● About this exercise: The response must consist of all the entries, duplicated without alteration.

Entries from a dataset of interfaces:

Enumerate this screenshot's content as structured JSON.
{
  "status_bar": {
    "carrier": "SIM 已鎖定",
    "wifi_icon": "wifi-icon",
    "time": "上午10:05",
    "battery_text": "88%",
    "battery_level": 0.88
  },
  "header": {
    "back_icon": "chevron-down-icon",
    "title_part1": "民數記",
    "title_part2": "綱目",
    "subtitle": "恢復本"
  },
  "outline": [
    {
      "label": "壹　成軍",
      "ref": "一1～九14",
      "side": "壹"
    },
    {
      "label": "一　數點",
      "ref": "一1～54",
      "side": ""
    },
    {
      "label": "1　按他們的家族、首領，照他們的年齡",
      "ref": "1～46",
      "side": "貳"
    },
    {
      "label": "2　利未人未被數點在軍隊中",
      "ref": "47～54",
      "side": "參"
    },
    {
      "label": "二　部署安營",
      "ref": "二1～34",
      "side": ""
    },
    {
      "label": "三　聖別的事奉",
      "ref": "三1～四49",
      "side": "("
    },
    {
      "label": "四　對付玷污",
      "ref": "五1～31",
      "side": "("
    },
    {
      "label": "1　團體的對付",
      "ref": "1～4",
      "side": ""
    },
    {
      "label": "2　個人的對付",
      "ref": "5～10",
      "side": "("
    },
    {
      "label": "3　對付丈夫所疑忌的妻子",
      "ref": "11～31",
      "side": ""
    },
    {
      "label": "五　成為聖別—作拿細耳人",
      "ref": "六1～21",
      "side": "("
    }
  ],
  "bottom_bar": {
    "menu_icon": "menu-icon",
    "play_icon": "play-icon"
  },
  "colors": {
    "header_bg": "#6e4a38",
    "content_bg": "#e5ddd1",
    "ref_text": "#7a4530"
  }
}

● Result for this exercise:
Enumerate this screenshot's content as structured JSON.
{
  "status_bar": {
    "carrier": "SIM 已鎖定",
    "wifi_icon": "wifi-icon",
    "time": "上午10:05",
    "battery_text": "88%",
    "battery_level": 0.88
  },
  "header": {
    "back_icon": "chevron-down-icon",
    "title_part1": "民數記",
    "title_part2": "綱目",
    "subtitle": "恢復本"
  },
  "outline": [
    {
      "label": "壹　成軍",
      "ref": "一1～九14",
      "side": "壹"
    },
    {
      "label": "一　數點",
      "ref": "一1～54",
      "side": ""
    },
    {
      "label": "1　按他們的家族、首領，照他們的年齡",
      "ref": "1～46",
      "side": "貳"
    },
    {
      "label": "2　利未人未被數點在軍隊中",
      "ref": "47～54",
      "side": "參"
    },
    {
      "label": "二　部署安營",
      "ref": "二1～34",
      "side": ""
    },
    {
      "label": "三　聖別的事奉",
      "ref": "三1～四49",
      "side": "("
    },
    {
      "label": "四　對付玷污",
      "ref": "五1～31",
      "side": "("
    },
    {
      "label": "1　團體的對付",
      "ref": "1～4",
      "side": ""
    },
    {
      "label": "2　個人的對付",
      "ref": "5～10",
      "side": "("
    },
    {
      "label": "3　對付丈夫所疑忌的妻子",
      "ref": "11～31",
      "side": ""
    },
    {
      "label": "五　成為聖別—作拿細耳人",
      "ref": "六1～21",
      "side": "("
    }
  ],
  "bottom_bar": {
    "menu_icon": "menu-icon",
    "play_icon": "play-icon"
  },
  "colors": {
    "header_bg": "#6e4a38",
    "content_bg": "#e5ddd1",
    "ref_text": "#7a4530"
  }
}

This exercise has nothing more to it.